March 5, 2021

Beginnings of Adventism in Georgia

The Adventism reached the country of Georgia in the late 1800s through Russian immigrants in the United States, who sent letters and tracts about Adventism to their relatives. Vagram Pampaian, the first official Seventh-day Adventist missionary in Georgia, was an American medical doctor with an Armenian background. He arrived in Tbilisi, Georgia, with his wife and brother in 1904.1 Being fluent in Armenian and Turkish, he spent about two years in Tbilisi giving out pamphlets and working with the people who spoke these languages. They attempted to study the local language, Georgian. Five people accepted the Adventist message, but because of persecution from the clerical authorities, only one person was baptized. In 1906, the Pampaians moved to Armenia, and then to Turkey, to continue the work among the Armenians there.2 

Adventist congregation in Almaty, 1957, resembling an Adventist congregation in Georgia in those times [Courtesy of Euro-Asia Division]When the Pampians left, others continued mission work in Georgia. Albert Ozols, a talented young pastor of Latvian origin and a medical doctor, contributed the most in terms of church planting in Tbilisi. He arrived in Tbilisi in 1907.3 His earliest missionary endeavor in Georgia among German speakers and Latvians was fruitful. He organized evangelistic seminars attended by an average of more than 45 people. Yet, success was not without sacrifice; in 1907 and 1908, his missionary work faced resistance by the local population and suspicion from government authorities. At the end of 1908, however, there were 23 church members in Tbilisi.4

In 1908 and 1909, Pastor Heinrich Löbsack visited Tbilisi and conducted evangelistic meetings. Recalling the event, he wrote, “Here we see how Europe encounters Asia. In spreading the Good News, this city in Transcaucasia has the same importance as Jerusalem had for spreading the Gospel during the life of our Savior.”5 In the same document, he recalls that in 1909, Pastor Louis Conradi, an Adventist evangelist and administrator at the time, visited Tbilisi twice in order to meet Dr. Pampaian and discuss the work among Armenians. In 1912, the Caucasian Conference was divided into two parts because of the difficulty in visitation. This division transformed Transcaucasia into a separate mission field of eight congregations with 226 members under the leadership of Pastor Ozols. This decision was finalized on January 1, 1914, when the Transcaucasia Mission Field was attached to the European Division.

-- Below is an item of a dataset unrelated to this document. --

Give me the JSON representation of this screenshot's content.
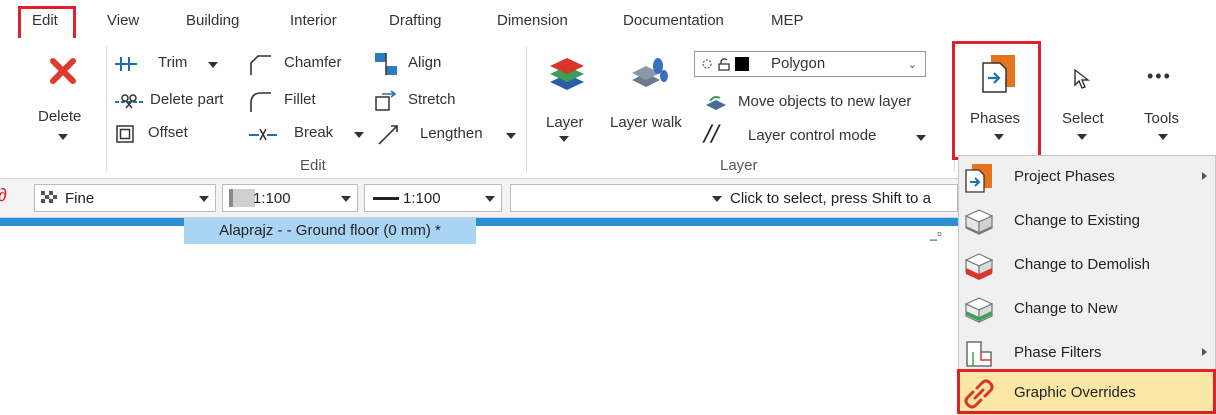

The activities of Pastor Ozols irritated the local clerical authorities, who asked the police to help get rid of him. As a result, not only Pastor Ozols but also other Adventist missionaries were arrested and jailed. One of the reports of Pastor Ozols is preserved in Maslina,6 where he recollects: 

Regarding the indigenous tribes, our field is very diverse. Near the Black Sea in Kutaisi gubernia (region in west Georgia), we witness the revival among Mingrelians and Georgians. I was able to baptize one brother who was willing to be baptized since spring, after his registration of exit from the state church. We went to visit his relatives, who observed the Sabbath, but were still registered members of the state church. After we went there, someone informed the local priest that Adventists came to that village. The priest came and ordered the local authority to arrest us. The local authority saw that we were innocent but could not do anything to free us because of the fear of the priest.7

This account presents the significant fact that Georgians were converted to Adventism as early as 1913. In 1914, Pastor Ozols was arrested and sent to Siberia. On his way to exile, as a medical doctor, he treated patients among the prisoners. He died in 1916, but that was not the end of the Adventist Church in Georgia. Read in the ESDA how God has providentially led and preserved His people in Georgia in the challenging times during and after the Soviet regime and the stories of the little-known Georgian pastors and laity. The entire article can be found here.

Sergo Namoradze, Ph.D., served as a pastor and education department director at the Transcaucasus Union Mission in Tbilisi, Georgia. He has published a number of articles about Protestantism in the Caucasus region and contributed to the Seventh-day Adventist International Bible Dictionary (forthcoming). Currently, he is an applied theology professor at Ukrainian Humanitarian Institute in Bucha, Ukraine.

1 Daniel Heinz et al., Photochronics of Adventist Church in Tsarist Russia-USSR-UIP in 1882–2012 (Riga, Latvia: European Archives of History of SDA, 2012), pp. 11, 12. Zaitsev, The History of Adventist Church, p. 214.

2 Dmitry O. Yunak, “Возвожу очи мои к горам. История Церкви Адвентистов Седьмого Дня в Закавказье” [“Lift My Eyes to the Hill: The SDA History in Transcaucasia”] (Tula, Unpublished manuscript, 2012), pp. 83, 84.

3 Heinz et al., p. 10.

4 Yunak, pp. 27, 28, 83.

5 Ibid., 85–86.

6 In 1905 Maslina magazine began to be published in Russian, where various topics and firsthand mission reports were covered.

7 As cited in Yunak, p. 30.